The database structure took me a lot of puzzling. Contact numbers are stored in a table separate from contact name information. Most painfully, SMS sender addresses are prepended with a plus sign in the message table; It took me some time to realize why I was getting zero results when joining the contact table. Also worth noting is that message.flags is set to 2 for received messages.

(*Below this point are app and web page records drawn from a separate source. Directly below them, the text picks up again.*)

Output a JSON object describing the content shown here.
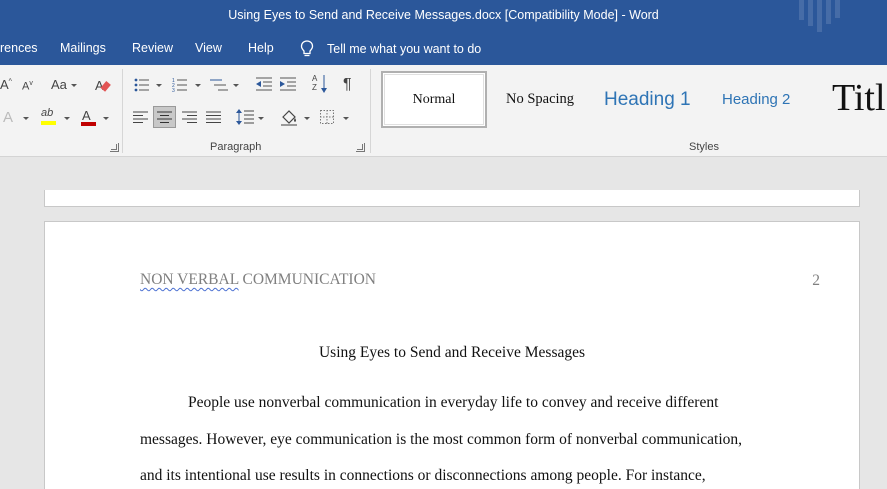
{
  "window": {
    "title": "Using Eyes to Send and Receive Messages.docx [Compatibility Mode]  -  Word"
  },
  "tabs": [
    {
      "label": "rences"
    },
    {
      "label": "Mailings"
    },
    {
      "label": "Review"
    },
    {
      "label": "View"
    },
    {
      "label": "Help"
    }
  ],
  "tell_me": {
    "text": "Tell me what you want to do",
    "icon": "lightbulb-icon"
  },
  "ribbon": {
    "font_group": {
      "grow_font_glyph": "A",
      "shrink_font_glyph": "A",
      "change_case_glyph": "Aa",
      "text_effects_glyph": "A",
      "highlight_glyph": "ab",
      "font_color_glyph": "A",
      "font_color": "#c00000",
      "highlight_color": "#ffff00"
    },
    "paragraph_group": {
      "label": "Paragraph",
      "sort_glyph": "A Z",
      "show_marks_glyph": "¶"
    },
    "styles_group": {
      "label": "Styles",
      "items": [
        {
          "label": "Normal"
        },
        {
          "label": "No Spacing"
        },
        {
          "label": "Heading 1"
        },
        {
          "label": "Heading 2"
        },
        {
          "label": "Titl"
        }
      ]
    }
  },
  "document": {
    "header_word1": "NON VERBAL",
    "header_word2": " COMMUNICATION",
    "page_number": "2",
    "title": "Using Eyes to Send and Receive Messages",
    "lines": [
      "People use nonverbal communication in everyday life to convey and receive different",
      "messages. However, eye communication is the most common form of nonverbal communication,",
      "and its intentional use results in connections or disconnections among people. For instance,"
    ]
  }
}
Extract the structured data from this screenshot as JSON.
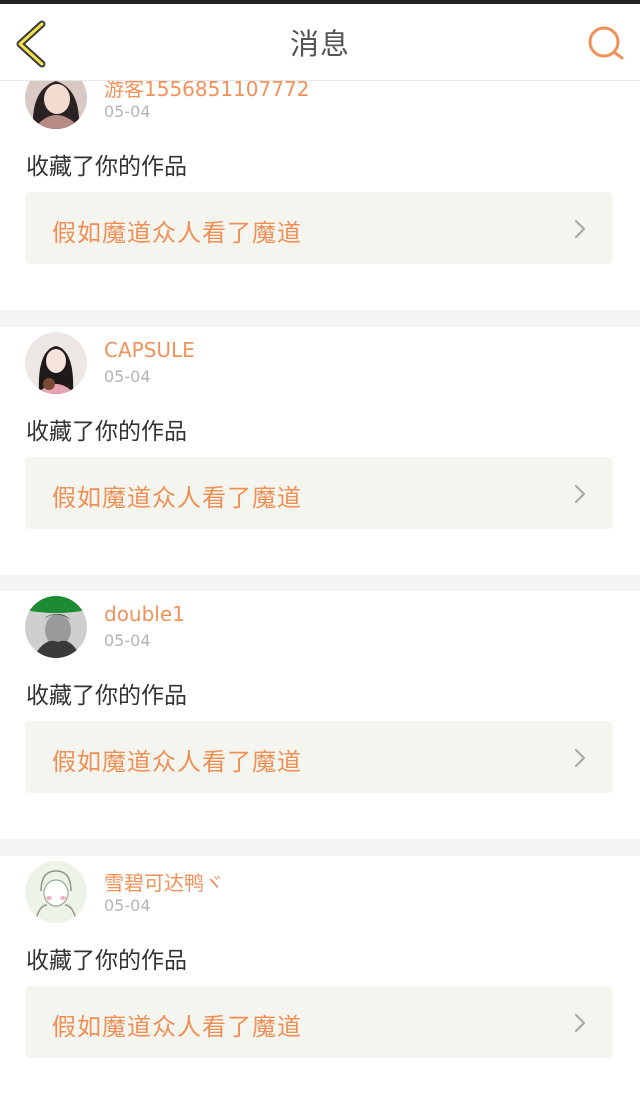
{
  "status_bar": {},
  "header": {
    "title": "消息",
    "back_icon": "chevron-left-icon",
    "search_icon": "search-icon",
    "accent": "#f0925a"
  },
  "notifications": [
    {
      "username": "游客1556851107772",
      "date": "05-04",
      "action": "收藏了你的作品",
      "work_title": "假如魔道众人看了魔道"
    },
    {
      "username": "CAPSULE",
      "date": "05-04",
      "action": "收藏了你的作品",
      "work_title": "假如魔道众人看了魔道"
    },
    {
      "username": "double1",
      "date": "05-04",
      "action": "收藏了你的作品",
      "work_title": "假如魔道众人看了魔道"
    },
    {
      "username": "雪碧可达鸭ヾ",
      "date": "05-04",
      "action": "收藏了你的作品",
      "work_title": "假如魔道众人看了魔道"
    }
  ]
}
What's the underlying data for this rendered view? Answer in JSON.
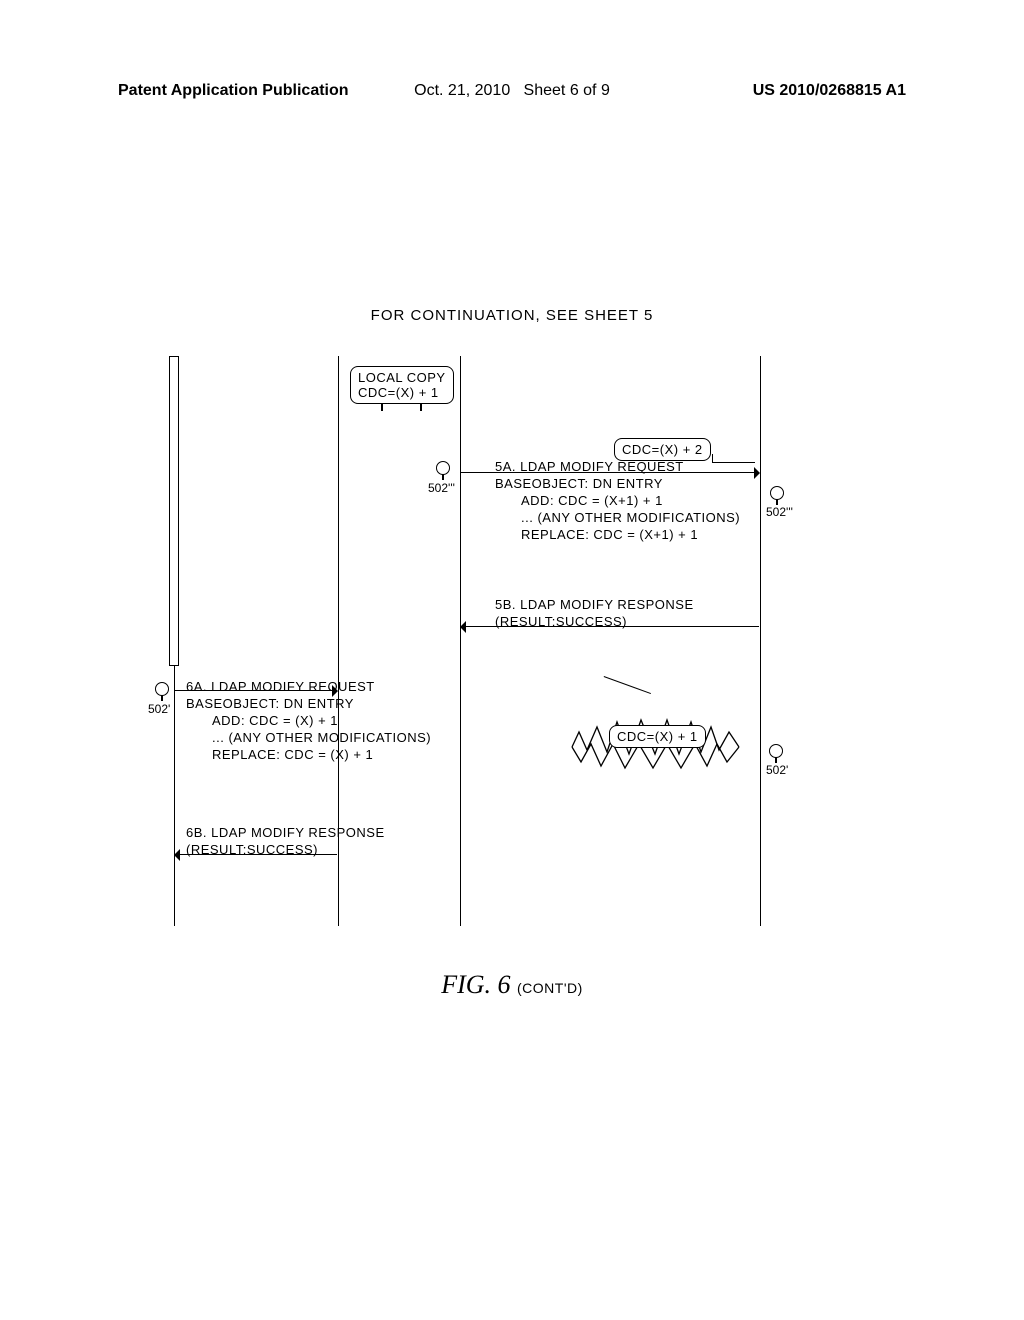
{
  "header": {
    "left": "Patent Application Publication",
    "mid_date": "Oct. 21, 2010",
    "mid_sheet": "Sheet 6 of 9",
    "right": "US 2010/0268815 A1"
  },
  "continuation": "FOR CONTINUATION, SEE SHEET 5",
  "fig_label": "FIG. 6",
  "fig_contd": "(CONT'D)",
  "bubbles": {
    "local_copy_l1": "LOCAL COPY",
    "local_copy_l2": "CDC=(X) + 1",
    "cdc2": "CDC=(X) + 2",
    "cdc1": "CDC=(X) + 1"
  },
  "labels": {
    "l502ppp_a": "502'''",
    "l502ppp_b": "502'''",
    "l502p_a": "502'",
    "l502p_b": "502'"
  },
  "msgs": {
    "m5a": {
      "title": "5A. LDAP MODIFY REQUEST",
      "l1": "BASEOBJECT: DN ENTRY",
      "l2": "ADD: CDC = (X+1) + 1",
      "l3": "... (ANY OTHER MODIFICATIONS)",
      "l4": "REPLACE: CDC = (X+1) + 1"
    },
    "m5b": {
      "title": "5B. LDAP MODIFY RESPONSE",
      "l1": "(RESULT:SUCCESS)"
    },
    "m6a": {
      "title": "6A. LDAP MODIFY REQUEST",
      "l1": "BASEOBJECT: DN ENTRY",
      "l2": "ADD: CDC = (X) + 1",
      "l3": "... (ANY OTHER MODIFICATIONS)",
      "l4": "REPLACE: CDC = (X) + 1"
    },
    "m6b": {
      "title": "6B. LDAP MODIFY RESPONSE",
      "l1": "(RESULT:SUCCESS)"
    }
  }
}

SELECT contact.first, contact.last, message.text
  FROM message LEFT JOIN (
    SELECT ABMultiValue.value,ABPerson.first,ABPerson.last
      FROM ABPerson JOIN ABMultiValue
      ON ABmultiValue.record_id=ABPerson.ROWID ) contact
    ON contact.value=SUBSTR(message.address,2,LENGTH(message.address) )
    where message.read=0 AND message.flags=2;

All that remained was to wrap the text message into a pretty NotifyOSD notification.

#!/bin/bash

while true;
  do query=`ssh mobile@10.0.0.2 \
           "sqlite3 /var/mobile/Library/SMS/sms.db '
            ATTACH DATABASE \"/var/mobile/Library/AddressBook/AddressBook.sqlitedb\" AS sms;
            SELECT contact.first, contact.last, message.text
              FROM message LEFT JOIN ( 
                SELECT ABMultiValue.value,ABPerson.first,ABPerson.last 
                  FROM ABPerson JOIN ABMultiValue 
                  ON ABmultiValue.record_id=ABPerson.ROWID ) contact 
                ON contact.value=SUBSTR(message.address,2,LENGTH(message.address) ) 
                where message.read=0 AND message.flags=2;
             ;'"`
    if [ -n "$query" ]
    then
    IFS=$'\n'
    for line in $query
      do
        record=(`echo $line | tr "|" "\n"`)
        echo "${record[0]} ${record[1]} said '${record[2]}'"
        python -c "import pynotify; notification = pynotify.Notification('${record[0]} ${record[1]}','${record[2]}', '/home/dylan/scripts/images/sms.png'); notification.show();";
    done;
    unset query;
    fi;
  sleep 10s;
done;

The weak point here is that the script depends on knowing the LAN address of the phone, which is likely to change as you move on and off of the network. The script is also vulnerable to injection attacks. It also doesn't handle multiple unread messages or images. But it's a start.